Osborn transferred to Miami and quickly became a team captain. That caught the eye of the Minnesota Vikings, who routinely look for high character players on Day 3 of the draft or in undrafted free agency. The Vikings have hit numerous times with players like Anthony Harris, Stephen Weatherly, Bisi Johnson and Ifeadi Odenigbo — all of whom did not exactly fit the mold of NFL stars but had character elements.
“K.J. is a phenomenal kid,” director of college scouting Jamaal Stephenson said. “Any time you go from the University at Buffalo and transfer down to Miami and instantly become a leader on that team—this guy was only there for a spring and they took him to ACC Media Days as a rep for the University of Miami, so that speaks to his leadership. He’s a hardworking kid.”
With The U, Osborn didn’t just become a leader, he led the Hurricanes in receiving with 53 catches for 547 yards and was one of the nation’s most effective punt returners, gaining 15.9 yards per return.
At the Combine he proved that he was at the level of NFL athletes, running a solid 4.48 40-yard dash with a 37-inch vertical and benching 18 reps. He felt the Combine helped put him on the map to be drafted but he was largely overlooked by draft analysts. NFL.com listed him as a likely UDFA.
The Vikings, however, were on the same page about what they had seen from the former two-star recruit.
“I know [special teams coach Marwan] Maalouf really, really thought he was one of the top returners in this draft,” GM Rick Spielman said. “I know when [receivers coach] Andrew Janocko and Gary Kubiak watched him and watched his tape, along with our scouts, they felt he has some really natural ability that they can develop and that’s critical with all these guys is to get everybody on the same page….there are a lot of things, not only from a football standpoint and a potential return standpoint, but also from a quality of person he is and how much true passion he does love to play (with).”
When the Vikings picked Osborn in the fifth round on Saturday, one of his first calls was to Leipold.
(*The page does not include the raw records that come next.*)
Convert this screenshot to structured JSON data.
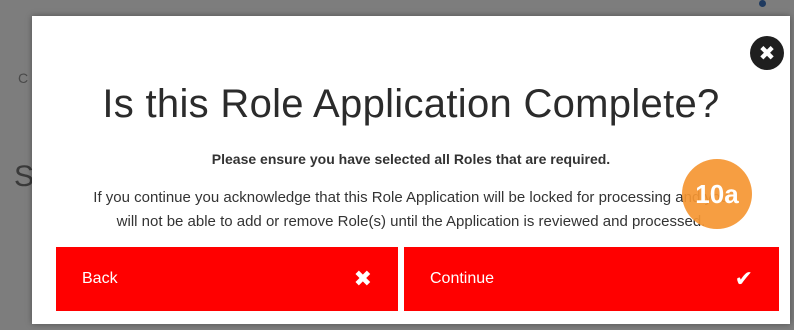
{
  "background": {
    "partial_text_1": "C",
    "partial_text_2": "S"
  },
  "modal": {
    "close_icon": "close-icon",
    "title": "Is this Role Application Complete?",
    "subtitle": "Please ensure you have selected all Roles that are required.",
    "body_line_1": "If you continue you acknowledge that this Role Application will be locked for processing and you",
    "body_line_2": "will not be able to add or remove Role(s) until the Application is reviewed and processed.",
    "badge": "10a",
    "back_label": "Back",
    "back_icon": "x-icon",
    "continue_label": "Continue",
    "continue_icon": "checkmark-icon"
  },
  "colors": {
    "accent": "#ff0000",
    "badge": "#f5963 2",
    "close_bg": "#1f1f1f"
  }
}
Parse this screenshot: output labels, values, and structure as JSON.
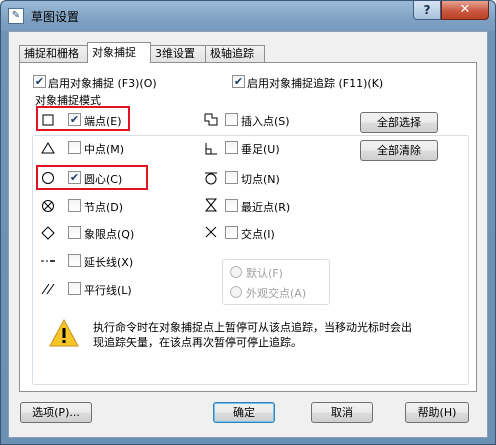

“Coach Leipold is a GOAT man,” Osborn said, giving his former coach the highest compliment from Generation Z possible.
With a crowded receiving room that features a Pro Bowl No. 1 receiver in Adam Thielen, the 22nd overall pick Justin Jefferson, last year’s surprise breakout player Bisi Johnson and a myriad of others like Chad Beebe, Alexander Hollins, Dillon Mitchell and Davion Davis and a new crop of UDFAs, the competition will be stiff in training camp for spots.
Osborn knows that special teams may be his ticket.
“What I love about it is it changes the game, it’s so undervalued,” he said. “At Miami, one of the biggest things we talked about was hitting yardage, and I feel like, you know, at punt return or at kick return, there’s so much hidden yardage. Especially, I’ll give you an example, at punt return when you get big punt returns, you’re setting the offense up with great field position. It’s a big sparkplug play. It gets the sideline going. It gets the fans going. And, again, it puts the offense in really good field position. It’s hidden yardage. Over the game, you figure out how much yardage can come from punt return, that could be a whole drive. It’s a huge part of the game. I’m excited for that.”
Leipold pointed out that Osborn has played every part of special teams, not just the return element but even as a blocker and experience like that could help his case.
“He’s going know the whole playbook, he’s going to know any spot that’s asked of him once he gets settled,” Leipold said. “That’s the type of the receiver he’s going to be. My experience is that you better be able to help in [special] teams in a lot of ways and be versatile within that if you’re not a top three [receiver]. I see him as being a guy who can be versatile and play a lot of spots in somebody’s offense.”
Osborn said he is ready to pore everything into whatever role he’s assigned — which is exactly why he’s here.